= How to complete this task =
Which lines of the records below contain the string "subtitle"? Report each of them.

======== Data shown

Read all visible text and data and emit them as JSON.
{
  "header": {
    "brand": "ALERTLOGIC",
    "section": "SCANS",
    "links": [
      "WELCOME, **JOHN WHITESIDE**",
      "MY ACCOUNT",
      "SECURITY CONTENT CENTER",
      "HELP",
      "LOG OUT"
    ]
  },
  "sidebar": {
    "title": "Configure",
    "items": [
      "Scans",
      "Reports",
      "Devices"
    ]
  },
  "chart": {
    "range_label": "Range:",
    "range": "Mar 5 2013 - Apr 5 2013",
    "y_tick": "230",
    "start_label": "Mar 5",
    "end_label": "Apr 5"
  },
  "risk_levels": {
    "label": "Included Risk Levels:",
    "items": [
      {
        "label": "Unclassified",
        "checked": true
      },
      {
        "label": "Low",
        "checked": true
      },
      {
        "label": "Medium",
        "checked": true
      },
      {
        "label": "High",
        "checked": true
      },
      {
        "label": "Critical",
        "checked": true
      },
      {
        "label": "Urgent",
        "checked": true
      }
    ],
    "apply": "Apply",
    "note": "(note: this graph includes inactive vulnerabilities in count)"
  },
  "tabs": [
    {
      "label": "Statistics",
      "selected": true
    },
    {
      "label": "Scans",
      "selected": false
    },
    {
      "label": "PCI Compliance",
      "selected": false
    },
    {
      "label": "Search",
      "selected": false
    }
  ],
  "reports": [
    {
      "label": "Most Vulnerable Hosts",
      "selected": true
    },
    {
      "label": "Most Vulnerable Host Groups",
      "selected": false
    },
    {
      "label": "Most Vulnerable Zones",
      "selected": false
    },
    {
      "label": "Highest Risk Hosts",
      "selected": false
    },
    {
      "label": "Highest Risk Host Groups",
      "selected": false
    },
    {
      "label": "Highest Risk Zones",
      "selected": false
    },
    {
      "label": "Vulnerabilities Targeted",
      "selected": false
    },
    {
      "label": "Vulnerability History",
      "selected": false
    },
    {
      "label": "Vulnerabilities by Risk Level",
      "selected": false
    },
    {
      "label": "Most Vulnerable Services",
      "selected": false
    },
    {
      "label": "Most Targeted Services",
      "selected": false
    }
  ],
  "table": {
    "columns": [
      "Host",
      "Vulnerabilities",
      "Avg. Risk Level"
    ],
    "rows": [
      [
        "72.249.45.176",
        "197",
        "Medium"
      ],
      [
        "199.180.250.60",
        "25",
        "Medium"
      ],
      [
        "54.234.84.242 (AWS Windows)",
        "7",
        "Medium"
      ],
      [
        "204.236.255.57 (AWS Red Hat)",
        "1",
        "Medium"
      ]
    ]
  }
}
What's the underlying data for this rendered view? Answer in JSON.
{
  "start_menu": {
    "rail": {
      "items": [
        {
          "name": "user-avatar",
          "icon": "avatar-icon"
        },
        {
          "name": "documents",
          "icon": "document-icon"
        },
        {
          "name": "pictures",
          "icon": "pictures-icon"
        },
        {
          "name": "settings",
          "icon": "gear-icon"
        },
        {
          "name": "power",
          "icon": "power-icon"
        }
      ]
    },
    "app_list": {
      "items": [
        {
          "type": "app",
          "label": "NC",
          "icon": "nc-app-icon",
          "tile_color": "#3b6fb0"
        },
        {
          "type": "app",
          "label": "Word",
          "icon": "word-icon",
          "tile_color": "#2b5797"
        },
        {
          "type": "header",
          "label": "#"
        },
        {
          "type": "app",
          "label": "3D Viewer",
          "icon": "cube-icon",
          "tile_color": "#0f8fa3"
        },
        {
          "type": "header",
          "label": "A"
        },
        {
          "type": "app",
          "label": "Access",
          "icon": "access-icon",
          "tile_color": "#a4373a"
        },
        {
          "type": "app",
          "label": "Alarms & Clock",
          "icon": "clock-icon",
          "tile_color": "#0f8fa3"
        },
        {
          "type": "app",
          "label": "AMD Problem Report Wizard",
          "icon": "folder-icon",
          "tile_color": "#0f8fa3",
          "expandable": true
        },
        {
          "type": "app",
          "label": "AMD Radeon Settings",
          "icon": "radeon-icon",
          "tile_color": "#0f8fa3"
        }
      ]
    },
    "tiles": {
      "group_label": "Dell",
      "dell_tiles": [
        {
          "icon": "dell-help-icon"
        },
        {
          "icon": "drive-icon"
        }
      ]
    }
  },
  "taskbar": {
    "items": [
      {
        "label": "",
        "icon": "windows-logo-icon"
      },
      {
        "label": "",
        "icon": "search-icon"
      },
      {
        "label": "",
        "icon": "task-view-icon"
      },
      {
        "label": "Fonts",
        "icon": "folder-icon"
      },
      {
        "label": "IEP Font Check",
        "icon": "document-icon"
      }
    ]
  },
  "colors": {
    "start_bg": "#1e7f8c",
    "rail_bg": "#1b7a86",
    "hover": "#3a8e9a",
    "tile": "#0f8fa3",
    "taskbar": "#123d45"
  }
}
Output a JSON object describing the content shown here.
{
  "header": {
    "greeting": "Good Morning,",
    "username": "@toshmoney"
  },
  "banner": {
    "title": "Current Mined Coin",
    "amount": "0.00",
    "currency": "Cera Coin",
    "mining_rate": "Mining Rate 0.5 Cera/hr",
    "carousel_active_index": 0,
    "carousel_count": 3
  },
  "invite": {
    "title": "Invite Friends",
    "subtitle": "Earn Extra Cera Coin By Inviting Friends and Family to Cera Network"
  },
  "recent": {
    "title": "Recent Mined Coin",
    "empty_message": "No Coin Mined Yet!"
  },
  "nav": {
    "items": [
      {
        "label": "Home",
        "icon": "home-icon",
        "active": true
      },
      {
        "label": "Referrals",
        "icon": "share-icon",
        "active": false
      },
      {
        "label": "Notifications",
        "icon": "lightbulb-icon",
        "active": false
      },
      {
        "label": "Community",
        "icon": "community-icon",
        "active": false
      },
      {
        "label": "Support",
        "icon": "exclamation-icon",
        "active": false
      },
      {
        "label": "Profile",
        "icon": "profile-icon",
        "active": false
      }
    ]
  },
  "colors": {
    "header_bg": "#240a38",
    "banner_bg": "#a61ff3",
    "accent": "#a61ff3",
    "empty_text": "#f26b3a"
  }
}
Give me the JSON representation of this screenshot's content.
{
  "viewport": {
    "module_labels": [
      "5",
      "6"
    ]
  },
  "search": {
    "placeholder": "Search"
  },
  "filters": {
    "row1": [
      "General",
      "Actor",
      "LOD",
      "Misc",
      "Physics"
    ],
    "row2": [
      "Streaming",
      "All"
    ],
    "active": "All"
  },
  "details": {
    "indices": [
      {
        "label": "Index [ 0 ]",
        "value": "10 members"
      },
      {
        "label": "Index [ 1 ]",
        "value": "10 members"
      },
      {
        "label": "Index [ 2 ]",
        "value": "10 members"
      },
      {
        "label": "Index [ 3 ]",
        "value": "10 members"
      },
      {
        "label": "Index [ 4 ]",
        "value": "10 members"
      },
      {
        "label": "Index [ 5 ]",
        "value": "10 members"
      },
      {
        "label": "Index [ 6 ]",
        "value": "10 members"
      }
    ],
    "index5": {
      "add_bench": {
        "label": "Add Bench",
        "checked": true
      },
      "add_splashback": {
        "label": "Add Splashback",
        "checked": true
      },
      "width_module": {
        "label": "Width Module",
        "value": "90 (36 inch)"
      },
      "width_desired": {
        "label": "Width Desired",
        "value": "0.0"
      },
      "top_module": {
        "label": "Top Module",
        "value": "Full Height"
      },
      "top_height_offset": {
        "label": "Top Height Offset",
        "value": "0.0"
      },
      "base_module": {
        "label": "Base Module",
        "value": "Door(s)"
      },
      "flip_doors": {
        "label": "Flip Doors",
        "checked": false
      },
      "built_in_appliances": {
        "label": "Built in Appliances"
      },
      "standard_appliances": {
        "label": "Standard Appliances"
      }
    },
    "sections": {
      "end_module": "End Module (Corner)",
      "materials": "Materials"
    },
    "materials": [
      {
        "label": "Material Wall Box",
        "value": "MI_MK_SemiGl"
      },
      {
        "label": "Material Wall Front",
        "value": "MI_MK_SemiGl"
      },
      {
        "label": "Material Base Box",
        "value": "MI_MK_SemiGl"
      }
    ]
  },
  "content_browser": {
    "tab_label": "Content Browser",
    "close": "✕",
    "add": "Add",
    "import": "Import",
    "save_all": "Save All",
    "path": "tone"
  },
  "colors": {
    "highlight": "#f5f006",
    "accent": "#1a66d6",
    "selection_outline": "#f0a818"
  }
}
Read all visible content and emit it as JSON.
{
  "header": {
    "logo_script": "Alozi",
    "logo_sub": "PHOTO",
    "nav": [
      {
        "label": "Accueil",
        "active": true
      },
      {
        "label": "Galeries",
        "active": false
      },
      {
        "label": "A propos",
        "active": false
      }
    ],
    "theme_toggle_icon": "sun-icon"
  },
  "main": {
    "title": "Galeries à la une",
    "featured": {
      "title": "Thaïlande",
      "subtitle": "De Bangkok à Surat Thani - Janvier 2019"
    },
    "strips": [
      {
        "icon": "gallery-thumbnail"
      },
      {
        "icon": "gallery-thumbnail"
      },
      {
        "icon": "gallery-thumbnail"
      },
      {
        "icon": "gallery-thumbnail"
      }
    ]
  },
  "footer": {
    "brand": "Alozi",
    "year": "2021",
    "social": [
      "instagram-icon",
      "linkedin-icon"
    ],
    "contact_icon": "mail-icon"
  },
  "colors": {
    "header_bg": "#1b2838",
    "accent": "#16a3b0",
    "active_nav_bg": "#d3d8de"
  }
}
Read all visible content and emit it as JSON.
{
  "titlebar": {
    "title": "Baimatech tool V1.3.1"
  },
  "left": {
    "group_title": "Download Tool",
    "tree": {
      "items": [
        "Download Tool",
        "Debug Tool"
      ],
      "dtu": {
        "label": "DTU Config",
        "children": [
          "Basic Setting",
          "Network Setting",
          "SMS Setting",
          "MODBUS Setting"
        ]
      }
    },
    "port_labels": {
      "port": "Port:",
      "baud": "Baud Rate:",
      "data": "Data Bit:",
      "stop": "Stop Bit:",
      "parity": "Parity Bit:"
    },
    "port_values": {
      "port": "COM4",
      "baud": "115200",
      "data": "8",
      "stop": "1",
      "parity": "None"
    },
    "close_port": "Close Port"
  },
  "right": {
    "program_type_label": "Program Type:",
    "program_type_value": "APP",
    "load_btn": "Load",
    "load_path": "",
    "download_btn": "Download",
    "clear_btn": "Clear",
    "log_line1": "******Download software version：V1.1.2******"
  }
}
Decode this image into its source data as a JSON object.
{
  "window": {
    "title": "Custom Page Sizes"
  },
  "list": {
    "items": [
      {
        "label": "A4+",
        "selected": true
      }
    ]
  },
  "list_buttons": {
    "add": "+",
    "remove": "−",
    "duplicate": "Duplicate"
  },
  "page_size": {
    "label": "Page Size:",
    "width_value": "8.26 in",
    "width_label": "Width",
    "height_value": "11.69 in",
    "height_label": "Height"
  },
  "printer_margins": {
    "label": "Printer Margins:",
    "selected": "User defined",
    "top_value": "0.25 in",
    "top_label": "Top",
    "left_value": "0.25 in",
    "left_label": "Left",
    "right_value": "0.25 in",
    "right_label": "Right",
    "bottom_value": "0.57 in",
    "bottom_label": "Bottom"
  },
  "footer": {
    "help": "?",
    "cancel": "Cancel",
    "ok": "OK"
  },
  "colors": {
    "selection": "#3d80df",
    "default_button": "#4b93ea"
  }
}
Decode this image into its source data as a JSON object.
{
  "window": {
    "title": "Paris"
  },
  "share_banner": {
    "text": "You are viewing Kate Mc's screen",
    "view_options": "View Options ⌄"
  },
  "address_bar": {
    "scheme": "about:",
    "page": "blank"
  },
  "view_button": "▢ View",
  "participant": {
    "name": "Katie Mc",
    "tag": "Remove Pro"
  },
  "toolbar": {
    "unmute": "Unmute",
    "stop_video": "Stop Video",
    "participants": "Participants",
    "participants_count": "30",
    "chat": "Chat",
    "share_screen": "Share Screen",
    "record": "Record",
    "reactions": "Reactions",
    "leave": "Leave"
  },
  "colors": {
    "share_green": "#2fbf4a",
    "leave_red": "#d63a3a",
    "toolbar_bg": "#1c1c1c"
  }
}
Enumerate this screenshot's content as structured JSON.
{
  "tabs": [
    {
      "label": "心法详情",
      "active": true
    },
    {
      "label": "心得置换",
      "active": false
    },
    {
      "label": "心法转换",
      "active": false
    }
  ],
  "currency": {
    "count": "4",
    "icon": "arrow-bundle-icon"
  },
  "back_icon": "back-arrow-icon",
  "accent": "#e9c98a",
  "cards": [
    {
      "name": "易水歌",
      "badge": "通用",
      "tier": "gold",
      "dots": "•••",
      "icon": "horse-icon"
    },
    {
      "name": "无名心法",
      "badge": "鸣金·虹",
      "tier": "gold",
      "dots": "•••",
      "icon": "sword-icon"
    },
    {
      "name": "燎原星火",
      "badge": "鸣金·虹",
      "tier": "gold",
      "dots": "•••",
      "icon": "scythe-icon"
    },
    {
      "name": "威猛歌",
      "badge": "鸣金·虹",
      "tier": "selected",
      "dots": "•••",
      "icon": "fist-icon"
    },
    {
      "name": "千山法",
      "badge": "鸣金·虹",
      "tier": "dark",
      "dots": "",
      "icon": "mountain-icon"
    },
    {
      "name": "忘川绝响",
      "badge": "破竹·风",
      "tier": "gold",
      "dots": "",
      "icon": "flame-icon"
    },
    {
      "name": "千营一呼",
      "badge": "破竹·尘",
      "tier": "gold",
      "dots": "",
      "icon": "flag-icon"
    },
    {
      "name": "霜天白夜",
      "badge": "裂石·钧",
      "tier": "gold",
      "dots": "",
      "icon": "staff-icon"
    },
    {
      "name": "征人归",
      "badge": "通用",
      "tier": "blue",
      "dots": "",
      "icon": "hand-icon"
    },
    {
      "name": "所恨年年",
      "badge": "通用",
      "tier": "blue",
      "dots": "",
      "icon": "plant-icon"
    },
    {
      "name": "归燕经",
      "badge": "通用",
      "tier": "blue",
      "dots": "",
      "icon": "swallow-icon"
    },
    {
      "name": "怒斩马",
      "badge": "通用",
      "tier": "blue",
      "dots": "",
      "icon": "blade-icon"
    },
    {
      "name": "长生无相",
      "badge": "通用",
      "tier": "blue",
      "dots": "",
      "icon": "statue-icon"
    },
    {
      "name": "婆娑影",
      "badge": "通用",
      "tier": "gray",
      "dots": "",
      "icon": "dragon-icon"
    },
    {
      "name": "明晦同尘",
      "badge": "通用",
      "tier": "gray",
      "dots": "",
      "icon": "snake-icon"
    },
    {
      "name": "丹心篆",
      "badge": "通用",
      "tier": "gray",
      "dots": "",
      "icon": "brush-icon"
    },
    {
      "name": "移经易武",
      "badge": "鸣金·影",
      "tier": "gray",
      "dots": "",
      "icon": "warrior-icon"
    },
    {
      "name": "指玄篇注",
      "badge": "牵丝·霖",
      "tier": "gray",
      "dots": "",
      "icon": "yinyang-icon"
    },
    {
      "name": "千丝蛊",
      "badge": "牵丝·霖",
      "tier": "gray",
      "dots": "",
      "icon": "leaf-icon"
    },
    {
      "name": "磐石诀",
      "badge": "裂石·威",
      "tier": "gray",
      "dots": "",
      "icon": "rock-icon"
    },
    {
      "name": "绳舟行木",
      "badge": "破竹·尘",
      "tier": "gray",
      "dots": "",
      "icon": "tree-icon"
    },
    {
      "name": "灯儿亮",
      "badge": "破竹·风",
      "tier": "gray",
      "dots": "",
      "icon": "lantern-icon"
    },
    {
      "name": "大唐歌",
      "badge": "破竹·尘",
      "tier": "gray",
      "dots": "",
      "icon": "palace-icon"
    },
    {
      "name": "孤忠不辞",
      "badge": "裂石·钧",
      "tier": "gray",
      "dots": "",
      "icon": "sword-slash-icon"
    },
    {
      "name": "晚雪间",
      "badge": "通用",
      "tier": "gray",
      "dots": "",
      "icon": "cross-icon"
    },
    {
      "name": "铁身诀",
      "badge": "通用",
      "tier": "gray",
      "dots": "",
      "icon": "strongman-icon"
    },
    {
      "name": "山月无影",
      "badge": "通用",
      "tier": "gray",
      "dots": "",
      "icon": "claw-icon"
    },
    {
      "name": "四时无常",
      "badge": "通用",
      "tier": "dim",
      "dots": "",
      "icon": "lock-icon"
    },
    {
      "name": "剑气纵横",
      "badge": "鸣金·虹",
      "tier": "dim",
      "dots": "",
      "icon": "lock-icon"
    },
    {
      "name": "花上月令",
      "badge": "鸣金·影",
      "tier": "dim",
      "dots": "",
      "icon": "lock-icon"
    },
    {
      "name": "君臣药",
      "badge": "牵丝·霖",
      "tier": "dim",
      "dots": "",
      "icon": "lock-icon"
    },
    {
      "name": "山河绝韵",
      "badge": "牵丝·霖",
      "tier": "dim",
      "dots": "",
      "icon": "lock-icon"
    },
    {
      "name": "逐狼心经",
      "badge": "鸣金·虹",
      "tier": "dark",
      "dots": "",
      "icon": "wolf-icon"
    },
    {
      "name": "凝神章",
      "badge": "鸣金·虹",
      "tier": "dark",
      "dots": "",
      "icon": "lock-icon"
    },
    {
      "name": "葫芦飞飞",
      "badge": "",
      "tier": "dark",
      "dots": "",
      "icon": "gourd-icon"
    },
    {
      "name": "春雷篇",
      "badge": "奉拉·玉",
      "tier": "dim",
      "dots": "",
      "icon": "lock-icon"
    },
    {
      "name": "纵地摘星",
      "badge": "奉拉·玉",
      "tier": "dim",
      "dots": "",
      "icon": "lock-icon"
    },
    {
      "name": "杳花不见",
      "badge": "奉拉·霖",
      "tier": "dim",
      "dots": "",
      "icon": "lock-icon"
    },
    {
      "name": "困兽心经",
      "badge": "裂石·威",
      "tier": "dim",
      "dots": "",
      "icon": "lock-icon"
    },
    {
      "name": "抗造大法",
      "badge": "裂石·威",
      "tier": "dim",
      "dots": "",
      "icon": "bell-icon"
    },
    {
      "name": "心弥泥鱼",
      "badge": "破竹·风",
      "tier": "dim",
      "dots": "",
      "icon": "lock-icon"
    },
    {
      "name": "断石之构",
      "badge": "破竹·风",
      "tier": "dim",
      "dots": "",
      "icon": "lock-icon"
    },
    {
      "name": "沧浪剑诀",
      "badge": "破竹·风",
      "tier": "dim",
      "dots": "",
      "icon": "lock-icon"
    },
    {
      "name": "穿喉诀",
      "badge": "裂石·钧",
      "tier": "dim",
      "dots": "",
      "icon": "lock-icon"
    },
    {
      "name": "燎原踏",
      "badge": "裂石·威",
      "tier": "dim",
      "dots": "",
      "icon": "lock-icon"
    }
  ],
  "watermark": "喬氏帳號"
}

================

= Response =
    "subtitle": "Earn Extra Cera Coin By Inviting Friends and Family to Cera Network"
      "subtitle": "De Bangkok à Surat Thani - Janvier 2019"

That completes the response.